INSTRUCTIONS FOR THE TASK: Go through the listing and copy each line with the string "great".

ENTRIES PROVIDED:
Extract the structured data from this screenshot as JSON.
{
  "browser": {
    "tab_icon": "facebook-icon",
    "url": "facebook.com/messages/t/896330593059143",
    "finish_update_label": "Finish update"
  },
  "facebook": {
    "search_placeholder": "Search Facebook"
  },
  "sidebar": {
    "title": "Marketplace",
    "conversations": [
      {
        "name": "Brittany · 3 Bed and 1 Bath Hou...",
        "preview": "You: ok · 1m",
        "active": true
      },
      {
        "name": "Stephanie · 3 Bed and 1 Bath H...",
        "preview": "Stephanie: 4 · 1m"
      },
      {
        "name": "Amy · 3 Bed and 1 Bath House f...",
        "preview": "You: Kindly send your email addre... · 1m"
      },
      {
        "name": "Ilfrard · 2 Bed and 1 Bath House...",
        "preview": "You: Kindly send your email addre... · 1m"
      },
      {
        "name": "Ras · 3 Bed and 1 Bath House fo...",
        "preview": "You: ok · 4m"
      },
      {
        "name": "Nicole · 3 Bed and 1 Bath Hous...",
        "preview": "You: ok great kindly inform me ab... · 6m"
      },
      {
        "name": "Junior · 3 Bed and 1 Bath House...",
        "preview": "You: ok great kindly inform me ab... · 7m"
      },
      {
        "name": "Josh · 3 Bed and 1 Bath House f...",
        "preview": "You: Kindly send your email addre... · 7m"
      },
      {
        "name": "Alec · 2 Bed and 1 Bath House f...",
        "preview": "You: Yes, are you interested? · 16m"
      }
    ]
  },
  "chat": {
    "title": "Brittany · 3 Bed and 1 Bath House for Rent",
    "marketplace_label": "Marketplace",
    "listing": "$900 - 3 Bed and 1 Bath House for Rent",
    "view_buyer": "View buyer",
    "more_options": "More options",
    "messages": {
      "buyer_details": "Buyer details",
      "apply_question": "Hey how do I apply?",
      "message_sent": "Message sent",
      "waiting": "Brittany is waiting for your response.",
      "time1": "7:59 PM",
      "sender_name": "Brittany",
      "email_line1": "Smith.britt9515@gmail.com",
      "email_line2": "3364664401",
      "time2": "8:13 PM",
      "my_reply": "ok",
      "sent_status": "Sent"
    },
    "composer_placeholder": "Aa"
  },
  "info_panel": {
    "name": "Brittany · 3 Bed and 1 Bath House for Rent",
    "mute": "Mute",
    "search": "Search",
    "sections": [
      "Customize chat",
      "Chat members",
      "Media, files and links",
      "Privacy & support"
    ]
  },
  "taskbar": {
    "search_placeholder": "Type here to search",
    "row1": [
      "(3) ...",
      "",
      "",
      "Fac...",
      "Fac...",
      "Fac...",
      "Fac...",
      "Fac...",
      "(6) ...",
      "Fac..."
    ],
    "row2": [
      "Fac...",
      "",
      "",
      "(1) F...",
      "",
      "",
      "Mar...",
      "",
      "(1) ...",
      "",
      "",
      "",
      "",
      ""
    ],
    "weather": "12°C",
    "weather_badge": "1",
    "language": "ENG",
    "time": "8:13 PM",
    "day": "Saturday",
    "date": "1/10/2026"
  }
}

EXERCISE OUTPUT:
        "preview": "You: ok great kindly inform me ab... · 6m"
        "preview": "You: ok great kindly inform me ab... · 7m"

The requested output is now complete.